“We raised cattle, chickens, sheep, had milk cows and stock cows – but back then, everyone did. You sold cream and eggs,” said Matt, who bought the land where the farm is today with combat pay in 1955.
“It was easy to raise the kids on the farm because you knew where they were and they were busy,” explained his wife, Maureen. “Most of the time they were not in trouble because they all worked on the farm. We had a big garden and milked a herd of cows.”
The Birgen siblings include: Ken, Connie, Chuck, Carol Kapperman, Larry, Deb and Mary LeMieux.
During the summer months, the Birgen kids would herd their dairy cows home for milking on bicycle. Each morning after milking the cows were turned out to graze about 2 miles of ditches which lined the gravel road near their farm.

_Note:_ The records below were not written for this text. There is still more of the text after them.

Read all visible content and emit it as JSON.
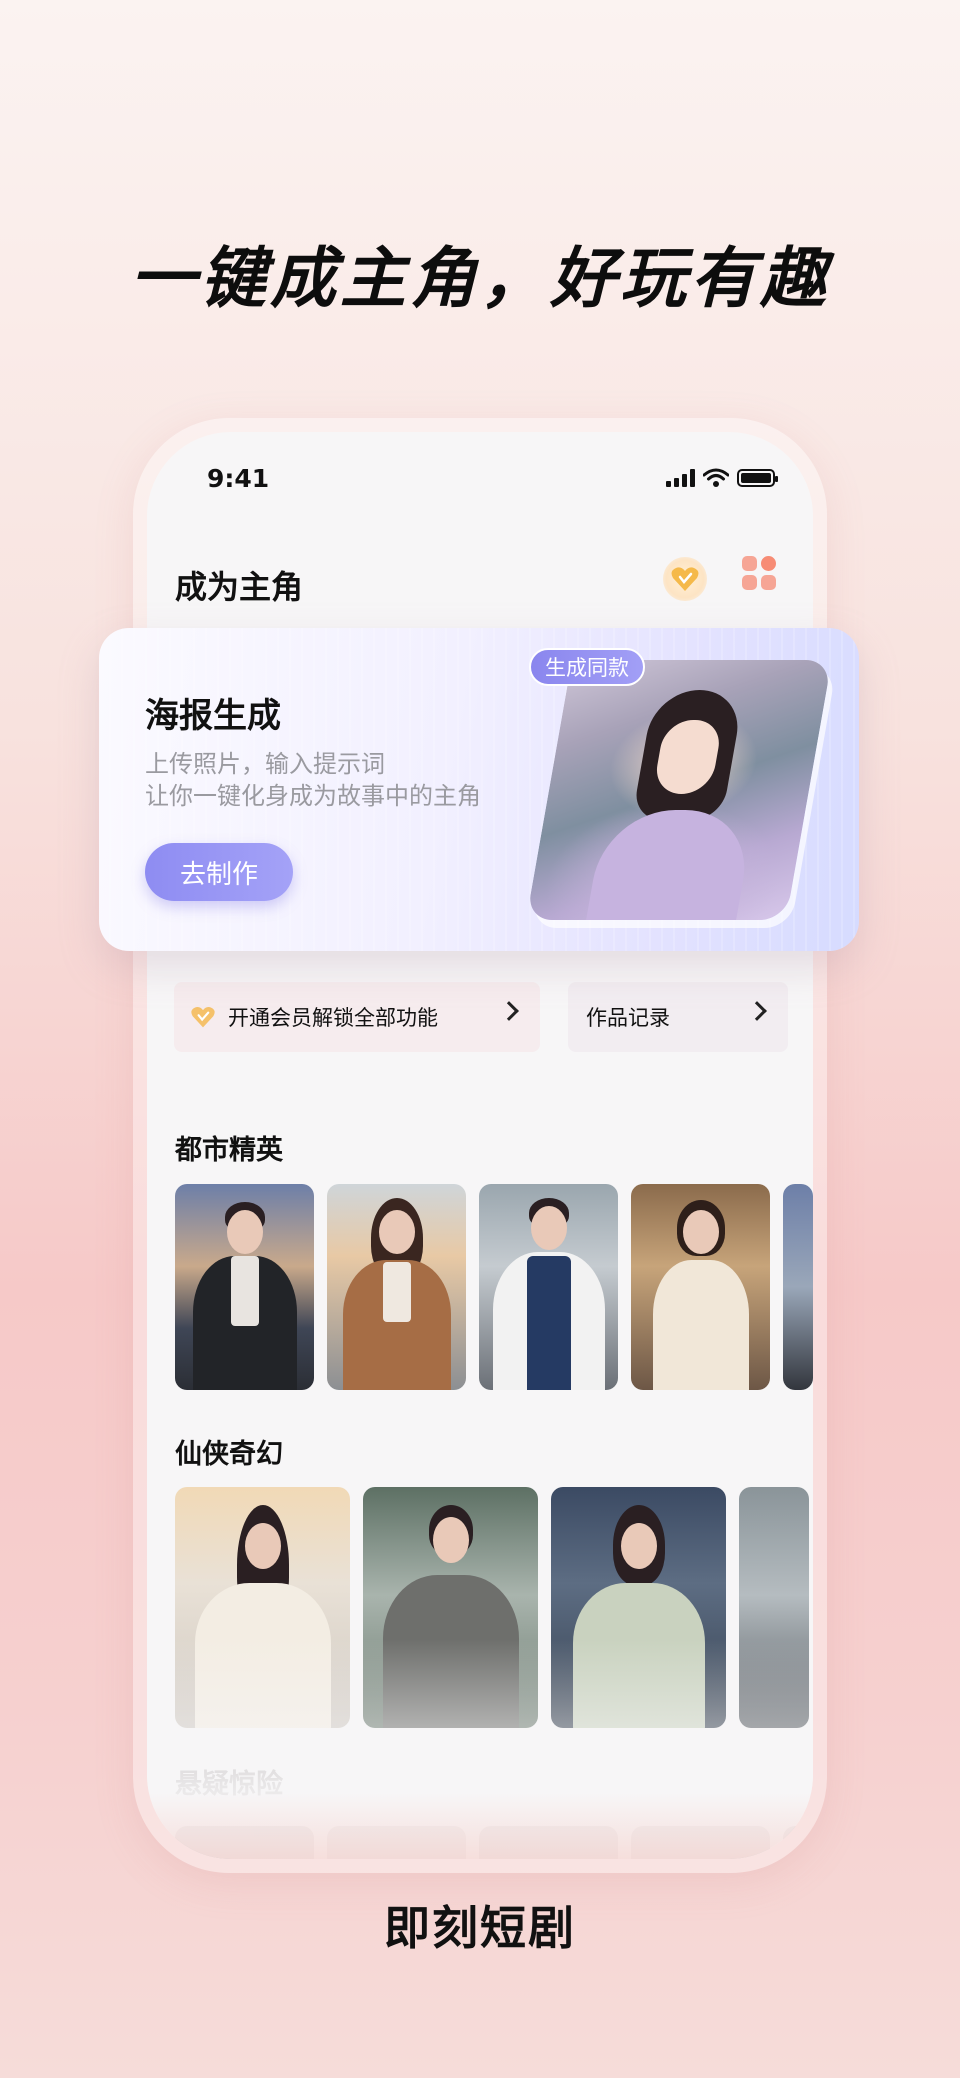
{
  "headline": "一键成主角，好玩有趣",
  "status_bar": {
    "time": "9:41"
  },
  "nav": {
    "title": "成为主角"
  },
  "banner": {
    "title": "海报生成",
    "desc_line1": "上传照片，输入提示词",
    "desc_line2": "让你一键化身成为故事中的主角",
    "button_label": "去制作",
    "tag_label": "生成同款"
  },
  "quick_actions": {
    "vip_label": "开通会员解锁全部功能",
    "works_label": "作品记录"
  },
  "sections": [
    {
      "title": "都市精英"
    },
    {
      "title": "仙侠奇幻"
    },
    {
      "title": "悬疑惊险"
    }
  ],
  "footer_label": "即刻短剧",
  "colors": {
    "accent_purple": "#8e8cf2",
    "accent_gold": "#f5b94a",
    "accent_coral": "#f78c75"
  }
}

“The neighbors asked us to keep fencing the ditches because the cows kept the weeds down,” said Matt, who farmed the land his dad purchased in 1914. “My mom lived along the road, and the kids would stop in at Grandma’s for cookies when they herded the cows home for milking. She loved it.”
During the summer months, all seven kids also made time to attend South Dakota Farmers Union camps. They are all recipients of the Torchbearer award, the highest award recognizing youth involvement in South Dakota Farmers Union.
This was the farming environment in which cousins Larry, 56, and Steve, 64, grew up and developed a keen passion for working on the land and raising crops.
Today, the men farm just a half mile apart and share equipment and machinery.
“We are small farmers, so by helping each other we both benefit,” Steve said.
“Because both of our wives have careers, it’s nice to know there is someone just a phone call or text away if we need help – whether it’s one of us breaking down or we need help moving a piece of equipment we are just a phone call or text away.”
A generation earlier, Steve’s dad, Felix and Matt not only shared labor and equipment, but ran a thrashing business together. “You get the work done of three men when two work together well,” says Matt, who also shared labor with neighbor and longtime friend, Marvin Andersen. When Steve was only 6, Felix died in a farm accident.
To learn more about the Birgen family farm, visit http://www.sdfu.org and click on the Celebrating Farm Families icon.
–South Dakota Farmers Union